The title track is definitely not comical in the sense that the other songs on here are, but is a very entertaining musical retelling of the Judge Dredd comic series. The principle riff that dominates the song is quite simple and repeated often, but it’s always the simple parts of any song that stick in your memory. While Scott Ian and the rest of the ballsy rhythm section of this outfit provide a solid backdrop, we are also treated to one of Dan Spitz’s crazier and more technically ambitious lead breaks. He has always maintained his own identity by relying more on melodic devices rather than shred up the whole time like Kirk Hammet and several others tended to at the time. And Joey Belladonna provides his best vocal performance of anything from the “Among the Living” here, as he wasn’t fully subjected to Scott Ian’s desire for a less melodic and more shout oriented punk style at this point.
The rest of what is on here is an all out laugh fest. We are treated to a rather brilliant parody of the Beastie Boys sound in “I’m the Man”, complete with plenty of intentionally screwed up beats, off the cuff vocal track mixing, and some of the goofiest lyrics ever put to the metal style. I don’t know what is funnier; hearing Frank Bello shouting “I’m the Man” over and over in a geeky voice or Joey constantly messing up the words and being called an idiot by Scott. “Bud E. Luvbomb and Satan’s Lounge Band” gets even more ridiculous as the band gets itself into the murky world of Lounge Swing Jazz music, among 3 or 4 other randomly selected genres. I think somewhere towards the end Charlie Benante actually plays part of the closing drum solo to Zepplins’s “Rock and Roll”. Combine all this with a really weird spoken diatribe and you end up with something not too far from Frank Zappa’s timeless classic “Titties and Beer”.

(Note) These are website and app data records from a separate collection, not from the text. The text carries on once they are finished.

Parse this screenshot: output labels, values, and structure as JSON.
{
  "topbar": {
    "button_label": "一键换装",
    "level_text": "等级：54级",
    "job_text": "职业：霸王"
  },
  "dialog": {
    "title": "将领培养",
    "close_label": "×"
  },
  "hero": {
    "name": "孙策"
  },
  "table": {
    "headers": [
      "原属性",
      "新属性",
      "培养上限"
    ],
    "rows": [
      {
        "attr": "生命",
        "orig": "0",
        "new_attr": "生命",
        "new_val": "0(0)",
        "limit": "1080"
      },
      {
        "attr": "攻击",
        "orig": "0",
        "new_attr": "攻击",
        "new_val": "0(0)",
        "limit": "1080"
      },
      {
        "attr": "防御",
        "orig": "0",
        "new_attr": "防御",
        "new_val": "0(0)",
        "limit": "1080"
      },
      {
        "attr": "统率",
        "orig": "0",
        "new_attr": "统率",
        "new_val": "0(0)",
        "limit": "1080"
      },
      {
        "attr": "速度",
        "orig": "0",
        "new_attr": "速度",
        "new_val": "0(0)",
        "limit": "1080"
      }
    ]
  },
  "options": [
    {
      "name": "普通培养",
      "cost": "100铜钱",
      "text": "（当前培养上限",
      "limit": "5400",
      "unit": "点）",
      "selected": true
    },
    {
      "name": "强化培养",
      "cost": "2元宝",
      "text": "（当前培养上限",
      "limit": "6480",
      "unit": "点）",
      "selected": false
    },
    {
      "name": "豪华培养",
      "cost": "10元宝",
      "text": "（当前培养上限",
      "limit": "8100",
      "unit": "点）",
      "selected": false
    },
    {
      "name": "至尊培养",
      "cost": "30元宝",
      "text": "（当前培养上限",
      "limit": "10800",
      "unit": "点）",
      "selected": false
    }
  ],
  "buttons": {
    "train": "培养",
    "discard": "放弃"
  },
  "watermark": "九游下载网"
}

Singles and EPs are usually the place where bands get all the clowning around out of their system, and you can’t really complain in Anthrax’s case since they are actually pretty damn funny. Unfortunately, like even the best comedy routines, there is a limit to the amount of staying power upon repeated listens. This would definitely be worth tracking down, although the best route would be finding a place to download it since singles seem to become extremely rare after 20 years, especially if the band has subsequently released most of this stuff on a couple of compilations instead of as a box set containing all the original singles the way Helloween did.